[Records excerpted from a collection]

Content starts

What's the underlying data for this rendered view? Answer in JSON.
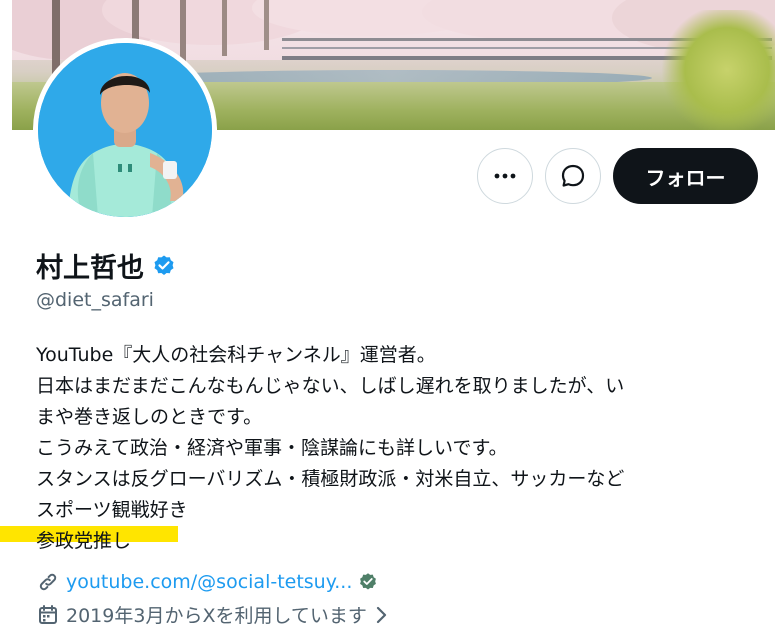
{
  "profile": {
    "display_name": "村上哲也",
    "verified_badge": "verified-badge-icon",
    "handle": "@diet_safari",
    "bio_lines": [
      "YouTube『大人の社会科チャンネル』運営者。",
      "日本はまだまだこんなもんじゃない、しばし遅れを取りましたが、い",
      "まや巻き返しのときです。",
      "こうみえて政治・経済や軍事・陰謀論にも詳しいです。",
      "スタンスは反グローバリズム・積極財政派・対米自立、サッカーなど",
      "スポーツ観戦好き",
      "参政党推し"
    ],
    "link": "youtube.com/@social-tetsuy...",
    "joined": "2019年3月からXを利用しています"
  },
  "actions": {
    "more_icon": "more-horizontal-icon",
    "message_icon": "message-icon",
    "follow_label": "フォロー"
  },
  "colors": {
    "accent": "#1d9bf0",
    "follow_button": "#0f1419",
    "secondary_text": "#536471",
    "highlight": "#ffe500",
    "avatar_background": "#2fa9e9"
  }
}
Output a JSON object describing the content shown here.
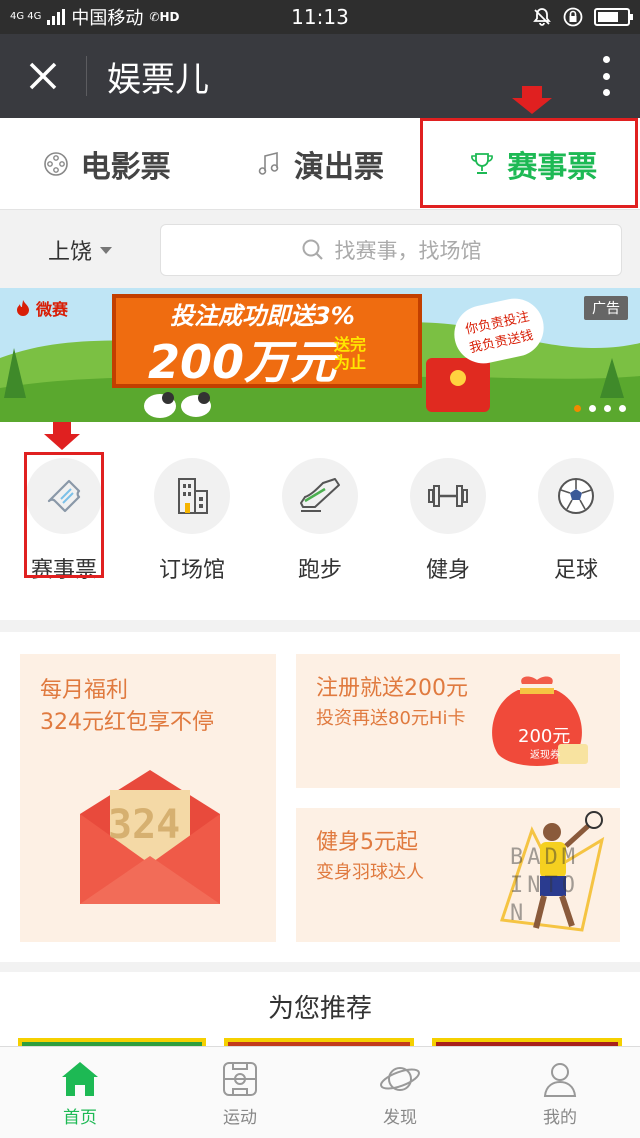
{
  "status_bar": {
    "network": "4G 4G",
    "carrier": "中国移动",
    "hd": "HD",
    "time": "11:13",
    "battery_level": 0.72
  },
  "titlebar": {
    "title": "娱票儿",
    "close_icon": "close-icon",
    "menu_icon": "more-vertical-icon"
  },
  "tabs": [
    {
      "label": "电影票",
      "icon": "film-reel-icon",
      "active": false
    },
    {
      "label": "演出票",
      "icon": "music-note-icon",
      "active": false
    },
    {
      "label": "赛事票",
      "icon": "trophy-icon",
      "active": true
    }
  ],
  "search": {
    "city": "上饶",
    "placeholder": "找赛事，找场馆"
  },
  "banner": {
    "logo_text": "微赛",
    "line1": "投注成功即送3%",
    "line2": "200万元",
    "line3": "送完为止",
    "bubble": "你负责投注 我负责送钱",
    "ad_tag": "广告",
    "slides": 4,
    "current_slide": 1
  },
  "grid": [
    {
      "label": "赛事票",
      "icon": "ticket-icon"
    },
    {
      "label": "订场馆",
      "icon": "building-icon"
    },
    {
      "label": "跑步",
      "icon": "sneaker-icon"
    },
    {
      "label": "健身",
      "icon": "dumbbell-icon"
    },
    {
      "label": "足球",
      "icon": "soccer-ball-icon"
    }
  ],
  "promos": {
    "monthly": {
      "title": "每月福利",
      "subtitle": "324元红包享不停",
      "envelope_number": "324"
    },
    "register": {
      "title": "注册就送200元",
      "subtitle": "投资再送80元Hi卡",
      "bag_amount": "200元",
      "bag_caption": "返现券"
    },
    "fitness": {
      "title": "健身5元起",
      "subtitle": "变身羽球达人",
      "art_text": "BADMINTON"
    }
  },
  "recommend": {
    "title": "为您推荐"
  },
  "bottom_nav": [
    {
      "label": "首页",
      "icon": "home-icon",
      "active": true
    },
    {
      "label": "运动",
      "icon": "field-icon",
      "active": false
    },
    {
      "label": "发现",
      "icon": "planet-icon",
      "active": false
    },
    {
      "label": "我的",
      "icon": "user-icon",
      "active": false
    }
  ],
  "colors": {
    "accent": "#1db954",
    "highlight": "#e02020",
    "promo_text": "#e07a3f"
  }
}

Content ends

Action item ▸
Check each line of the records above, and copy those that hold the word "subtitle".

Solution to this task ▸
      "subtitle": "324元红包享不停",
      "subtitle": "投资再送80元Hi卡",
      "subtitle": "变身羽球达人",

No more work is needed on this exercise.